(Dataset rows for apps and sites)
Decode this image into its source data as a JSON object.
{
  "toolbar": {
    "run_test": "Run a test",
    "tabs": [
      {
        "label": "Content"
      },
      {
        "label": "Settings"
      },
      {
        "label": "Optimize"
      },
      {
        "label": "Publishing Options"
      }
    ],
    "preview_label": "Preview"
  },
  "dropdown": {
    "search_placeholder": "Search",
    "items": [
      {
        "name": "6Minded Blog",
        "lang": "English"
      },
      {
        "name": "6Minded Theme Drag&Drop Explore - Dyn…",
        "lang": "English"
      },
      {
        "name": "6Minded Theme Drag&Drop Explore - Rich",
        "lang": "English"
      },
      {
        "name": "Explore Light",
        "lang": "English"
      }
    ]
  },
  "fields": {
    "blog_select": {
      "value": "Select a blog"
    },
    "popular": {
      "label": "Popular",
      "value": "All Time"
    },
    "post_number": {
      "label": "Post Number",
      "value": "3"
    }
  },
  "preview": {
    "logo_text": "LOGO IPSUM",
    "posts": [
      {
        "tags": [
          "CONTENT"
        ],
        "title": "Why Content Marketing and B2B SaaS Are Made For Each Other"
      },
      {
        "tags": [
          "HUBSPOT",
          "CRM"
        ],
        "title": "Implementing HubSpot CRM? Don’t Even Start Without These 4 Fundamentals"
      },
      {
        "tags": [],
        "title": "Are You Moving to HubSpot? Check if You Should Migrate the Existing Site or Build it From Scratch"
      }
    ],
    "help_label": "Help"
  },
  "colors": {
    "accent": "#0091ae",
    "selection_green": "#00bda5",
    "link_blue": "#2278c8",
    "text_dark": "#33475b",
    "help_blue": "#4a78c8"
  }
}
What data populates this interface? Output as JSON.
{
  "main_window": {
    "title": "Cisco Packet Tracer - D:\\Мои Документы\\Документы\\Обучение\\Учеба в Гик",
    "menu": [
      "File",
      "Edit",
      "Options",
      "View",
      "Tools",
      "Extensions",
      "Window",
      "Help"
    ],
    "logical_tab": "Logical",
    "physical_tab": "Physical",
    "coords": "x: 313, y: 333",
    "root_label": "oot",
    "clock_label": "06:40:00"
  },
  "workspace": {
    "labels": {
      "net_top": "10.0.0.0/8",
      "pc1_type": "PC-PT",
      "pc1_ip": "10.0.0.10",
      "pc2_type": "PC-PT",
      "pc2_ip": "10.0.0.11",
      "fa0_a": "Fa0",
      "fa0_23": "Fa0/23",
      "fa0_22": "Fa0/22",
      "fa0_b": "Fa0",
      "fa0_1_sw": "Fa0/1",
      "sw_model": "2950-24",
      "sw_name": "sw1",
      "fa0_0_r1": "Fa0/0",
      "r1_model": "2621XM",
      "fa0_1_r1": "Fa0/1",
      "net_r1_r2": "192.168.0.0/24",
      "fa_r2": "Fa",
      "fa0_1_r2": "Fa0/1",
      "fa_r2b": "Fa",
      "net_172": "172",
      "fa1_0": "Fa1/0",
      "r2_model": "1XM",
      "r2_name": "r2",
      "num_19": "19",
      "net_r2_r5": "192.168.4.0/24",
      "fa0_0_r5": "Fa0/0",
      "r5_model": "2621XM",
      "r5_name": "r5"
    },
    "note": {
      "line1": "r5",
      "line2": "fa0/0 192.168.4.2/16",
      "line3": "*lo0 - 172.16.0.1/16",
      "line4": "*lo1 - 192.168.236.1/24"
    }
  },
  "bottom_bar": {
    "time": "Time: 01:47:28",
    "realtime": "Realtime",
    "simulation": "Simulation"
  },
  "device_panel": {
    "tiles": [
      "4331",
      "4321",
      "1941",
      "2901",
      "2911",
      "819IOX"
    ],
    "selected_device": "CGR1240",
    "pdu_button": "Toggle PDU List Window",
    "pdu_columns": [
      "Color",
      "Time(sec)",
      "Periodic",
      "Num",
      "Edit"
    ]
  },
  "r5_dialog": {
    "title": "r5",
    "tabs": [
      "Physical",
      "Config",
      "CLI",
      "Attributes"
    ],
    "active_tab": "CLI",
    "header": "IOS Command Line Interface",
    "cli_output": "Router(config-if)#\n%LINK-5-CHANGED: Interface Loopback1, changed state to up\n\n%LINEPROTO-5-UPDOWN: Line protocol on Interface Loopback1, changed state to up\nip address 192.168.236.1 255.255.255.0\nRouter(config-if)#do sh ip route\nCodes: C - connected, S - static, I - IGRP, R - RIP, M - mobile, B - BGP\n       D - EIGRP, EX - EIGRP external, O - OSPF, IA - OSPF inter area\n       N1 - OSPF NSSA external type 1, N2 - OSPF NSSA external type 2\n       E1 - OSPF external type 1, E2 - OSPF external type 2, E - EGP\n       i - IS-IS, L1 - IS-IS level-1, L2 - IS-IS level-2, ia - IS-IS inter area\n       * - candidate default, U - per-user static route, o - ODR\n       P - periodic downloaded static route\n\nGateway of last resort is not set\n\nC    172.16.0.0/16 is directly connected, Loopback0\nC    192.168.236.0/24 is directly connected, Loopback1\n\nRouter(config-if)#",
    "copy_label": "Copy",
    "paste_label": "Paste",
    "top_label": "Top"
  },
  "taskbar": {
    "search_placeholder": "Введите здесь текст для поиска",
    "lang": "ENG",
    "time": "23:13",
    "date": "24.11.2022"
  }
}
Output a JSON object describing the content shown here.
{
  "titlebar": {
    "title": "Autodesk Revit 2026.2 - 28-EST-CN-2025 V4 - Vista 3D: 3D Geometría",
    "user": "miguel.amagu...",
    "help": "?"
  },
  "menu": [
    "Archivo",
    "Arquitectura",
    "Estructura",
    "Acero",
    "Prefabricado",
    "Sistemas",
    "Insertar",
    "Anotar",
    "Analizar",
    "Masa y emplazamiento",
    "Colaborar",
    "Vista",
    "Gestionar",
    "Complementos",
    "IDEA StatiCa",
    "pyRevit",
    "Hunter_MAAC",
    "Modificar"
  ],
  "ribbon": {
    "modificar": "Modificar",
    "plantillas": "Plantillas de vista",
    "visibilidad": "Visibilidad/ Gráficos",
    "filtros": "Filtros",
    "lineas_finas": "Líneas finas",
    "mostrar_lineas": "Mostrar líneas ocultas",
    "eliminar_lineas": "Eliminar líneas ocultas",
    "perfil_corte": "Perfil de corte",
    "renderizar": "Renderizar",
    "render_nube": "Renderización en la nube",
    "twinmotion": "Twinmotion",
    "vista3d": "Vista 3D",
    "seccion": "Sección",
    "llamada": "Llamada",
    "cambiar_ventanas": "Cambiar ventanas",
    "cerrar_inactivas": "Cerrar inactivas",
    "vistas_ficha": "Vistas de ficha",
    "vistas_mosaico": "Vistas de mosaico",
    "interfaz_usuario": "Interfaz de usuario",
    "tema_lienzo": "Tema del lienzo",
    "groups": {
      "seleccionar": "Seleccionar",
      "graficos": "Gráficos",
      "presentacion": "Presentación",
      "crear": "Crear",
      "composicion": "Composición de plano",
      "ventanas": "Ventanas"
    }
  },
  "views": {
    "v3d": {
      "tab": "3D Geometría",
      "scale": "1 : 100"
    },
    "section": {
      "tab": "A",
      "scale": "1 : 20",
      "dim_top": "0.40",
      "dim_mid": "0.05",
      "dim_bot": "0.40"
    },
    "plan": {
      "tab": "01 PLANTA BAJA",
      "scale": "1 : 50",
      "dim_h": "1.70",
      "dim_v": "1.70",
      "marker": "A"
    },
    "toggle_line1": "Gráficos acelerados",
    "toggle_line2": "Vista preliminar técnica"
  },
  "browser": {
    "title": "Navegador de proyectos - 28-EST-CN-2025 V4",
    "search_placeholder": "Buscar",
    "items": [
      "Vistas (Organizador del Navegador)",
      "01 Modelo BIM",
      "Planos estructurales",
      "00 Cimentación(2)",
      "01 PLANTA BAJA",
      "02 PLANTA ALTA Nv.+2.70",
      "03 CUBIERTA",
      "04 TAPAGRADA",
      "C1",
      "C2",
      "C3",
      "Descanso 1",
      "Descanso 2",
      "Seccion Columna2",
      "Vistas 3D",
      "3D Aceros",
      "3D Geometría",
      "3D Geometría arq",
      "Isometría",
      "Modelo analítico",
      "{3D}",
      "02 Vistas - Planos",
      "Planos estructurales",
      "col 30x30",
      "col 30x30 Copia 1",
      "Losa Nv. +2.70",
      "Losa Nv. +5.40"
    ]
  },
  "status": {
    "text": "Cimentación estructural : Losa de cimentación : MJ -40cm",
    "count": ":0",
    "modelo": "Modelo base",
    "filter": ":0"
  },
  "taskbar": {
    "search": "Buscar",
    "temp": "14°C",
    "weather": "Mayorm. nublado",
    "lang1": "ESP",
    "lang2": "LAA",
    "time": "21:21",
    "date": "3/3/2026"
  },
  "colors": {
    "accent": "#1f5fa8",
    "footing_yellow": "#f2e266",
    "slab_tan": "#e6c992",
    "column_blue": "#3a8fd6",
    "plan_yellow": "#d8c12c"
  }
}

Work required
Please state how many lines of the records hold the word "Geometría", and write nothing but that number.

Exercise solution
4